Nicklas Backstrom celebrates with John Carlson and Alex Ovechkin (Len Redkoles/NHLI via Getty Images)
The Washington Capitals held off a late surge by the Philadelphia Flyers and are heading to the second round of the post-season thanks to a 1-0 victory in Game 6. When Washington needed it most, their stars provided the game’s only goal, as was the case all series long.
The Philadelphia Flyers put a scare into the Presidents’ Trophy-winning Capitals, but Washington is moving on to the second round for the second consecutive season thanks to a 1-0 win in Game 6.
In a series that was lopsided, no matter what the scoreboard might tell you, the Capitals simply overpowered the Flyers much like they had nearly every opponent during the regular season. Washington’s top players looked like their top players, and it was fitting that when the Capitals desperately needed a goal, it was the two undeniable faces of the franchise — Alex Ovechkin and Nicklas Backstrom — that teamed up to make it happen.
Backstrom’s goal, which was the lone marker of the contest, came midway through the second frame after Ovechkin made an impressive play to hold the puck inside the Flyers’ zone. Ovechkin fought off a check from Philadelphia blueliner Radko Gudas, moved the puck to Marcus Johansson, who then made a quick move to shift the puck over to Backstrom. His one-timer found the back of the net behind Michal Neuvirth, and that’s all Washington needed:
Backstrom’s goal didn’t result in the Capitals sitting back or simply fending off the Flyers, though. For the remainder of the second period and into the third frame, Washington pushed the play, defended well and took the opportunities when they presented themselves. A desperate Flyers team only managed to outshoot the Capitals 11-6 in the final period, and that’s thanks in large part to the contributions of Washington’s impressive depth.
Tom Wilson, Jay Beagle and Daniel Winnik played a large part in the Capitals’ ability to defend the one goal lead. The same can be said of Mike Richards, who played 1:24 of his 10:14 the final two minutes of the game. The Ovechkin-led Capitals have always been a star-laden team, but the defensive focus under coach Barry Trotz seems to have given Washington the edge they may need to push this playoff run deeper than ever before.
For the Flyers, the season ends because Neuvirth could only do so much. After taking over from Steve Mason to start Game 4 of the series, Neuvirth stopped 103 of 105 shots that came his way in the past three games. However, the Flyers’ offense simply couldn’t offer even the slightest bit of support. Ryan White’s goal in Game 5 was the result of a bizarre bounce and Chris VandeVelde scored into an empty net. The Flyers failed to score again in the series.
Claude Giroux, Jakub Voracek, Brayden Schenn and Wayne Simmonds disappointed most, combining for only six points in the series. No matter how well Neuvirth played, the absence of production from Philadelphia’s top-four scorers made it incredibly difficult for the Flyers to even truly pressure the Capitals.
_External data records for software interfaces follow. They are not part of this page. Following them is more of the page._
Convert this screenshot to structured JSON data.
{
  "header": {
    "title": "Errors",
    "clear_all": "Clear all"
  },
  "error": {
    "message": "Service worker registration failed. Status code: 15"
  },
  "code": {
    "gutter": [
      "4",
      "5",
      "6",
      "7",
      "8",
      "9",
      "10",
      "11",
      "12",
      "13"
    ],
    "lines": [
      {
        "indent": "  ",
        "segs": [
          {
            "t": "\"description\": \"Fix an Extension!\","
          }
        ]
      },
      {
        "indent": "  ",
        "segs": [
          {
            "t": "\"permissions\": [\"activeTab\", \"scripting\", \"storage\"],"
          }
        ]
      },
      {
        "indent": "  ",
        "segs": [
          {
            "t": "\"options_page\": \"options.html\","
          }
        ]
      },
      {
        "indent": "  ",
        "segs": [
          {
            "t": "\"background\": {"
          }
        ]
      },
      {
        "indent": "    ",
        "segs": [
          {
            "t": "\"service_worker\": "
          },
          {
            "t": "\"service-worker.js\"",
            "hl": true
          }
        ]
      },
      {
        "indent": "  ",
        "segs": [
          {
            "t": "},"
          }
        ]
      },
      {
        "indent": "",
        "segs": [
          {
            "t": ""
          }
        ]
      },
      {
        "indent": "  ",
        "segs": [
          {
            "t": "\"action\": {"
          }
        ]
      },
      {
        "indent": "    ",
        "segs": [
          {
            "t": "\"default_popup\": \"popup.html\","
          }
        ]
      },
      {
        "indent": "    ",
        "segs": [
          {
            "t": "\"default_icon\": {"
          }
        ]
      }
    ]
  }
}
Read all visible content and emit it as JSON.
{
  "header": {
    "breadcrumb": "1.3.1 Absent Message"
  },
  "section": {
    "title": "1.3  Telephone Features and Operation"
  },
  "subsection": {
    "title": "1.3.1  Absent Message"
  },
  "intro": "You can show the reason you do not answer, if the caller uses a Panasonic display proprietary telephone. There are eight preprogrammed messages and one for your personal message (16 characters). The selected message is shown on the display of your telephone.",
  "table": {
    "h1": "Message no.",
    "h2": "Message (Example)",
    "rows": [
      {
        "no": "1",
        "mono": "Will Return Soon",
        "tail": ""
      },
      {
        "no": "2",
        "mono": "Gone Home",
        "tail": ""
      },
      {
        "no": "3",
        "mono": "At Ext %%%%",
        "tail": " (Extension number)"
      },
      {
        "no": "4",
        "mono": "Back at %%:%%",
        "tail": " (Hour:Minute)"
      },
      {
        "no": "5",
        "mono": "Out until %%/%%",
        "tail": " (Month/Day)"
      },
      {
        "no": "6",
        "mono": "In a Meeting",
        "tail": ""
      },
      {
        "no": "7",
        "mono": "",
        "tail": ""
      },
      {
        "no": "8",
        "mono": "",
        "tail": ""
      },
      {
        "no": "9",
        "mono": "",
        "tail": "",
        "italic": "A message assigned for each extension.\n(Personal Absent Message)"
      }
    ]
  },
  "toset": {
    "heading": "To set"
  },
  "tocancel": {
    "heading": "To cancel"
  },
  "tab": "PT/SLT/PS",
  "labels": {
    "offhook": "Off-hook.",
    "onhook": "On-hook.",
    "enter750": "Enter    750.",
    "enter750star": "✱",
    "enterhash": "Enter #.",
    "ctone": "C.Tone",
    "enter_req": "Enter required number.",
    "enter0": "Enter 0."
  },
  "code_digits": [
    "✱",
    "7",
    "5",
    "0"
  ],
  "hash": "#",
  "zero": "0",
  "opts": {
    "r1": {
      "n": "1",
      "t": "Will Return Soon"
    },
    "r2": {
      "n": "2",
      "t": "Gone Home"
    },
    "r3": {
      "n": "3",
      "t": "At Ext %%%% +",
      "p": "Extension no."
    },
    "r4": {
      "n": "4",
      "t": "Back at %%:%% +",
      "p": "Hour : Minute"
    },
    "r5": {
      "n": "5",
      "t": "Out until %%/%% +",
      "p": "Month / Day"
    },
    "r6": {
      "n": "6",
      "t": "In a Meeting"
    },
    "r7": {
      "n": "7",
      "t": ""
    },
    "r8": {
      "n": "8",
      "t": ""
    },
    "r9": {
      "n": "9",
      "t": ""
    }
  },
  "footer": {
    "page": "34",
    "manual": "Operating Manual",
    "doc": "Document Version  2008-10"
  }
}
And that really hurt when it was the Capitals’ stars who came up with a goal at the right time in Game 6.
The Capitals now move on and face an incredibly tough task in slowing down the red-hot Penguins. Washington and Pittsburgh squared off three times from March onward with the Penguins taking two of the three games, but possibly the one thing the Capitals boast that their longtime rivals won’t be able to match is a solid blueline top-to-bottom. Pittsburgh’s top scorers ran roughshod over a mediocre New York Rangers defense, but that won’t be as easy against Washington.
While the series will certainly be billed as Ovechkin versus Sidney Crosby — two of the game’s greatest going head-to-head — the series could come down to defense and goaltending. And with what Washington showed against Philadelphia, don’t be surprised if the Capitals focus on performing at both ends of the ice makes them the team to finally put the breaks on the streaking Penguins.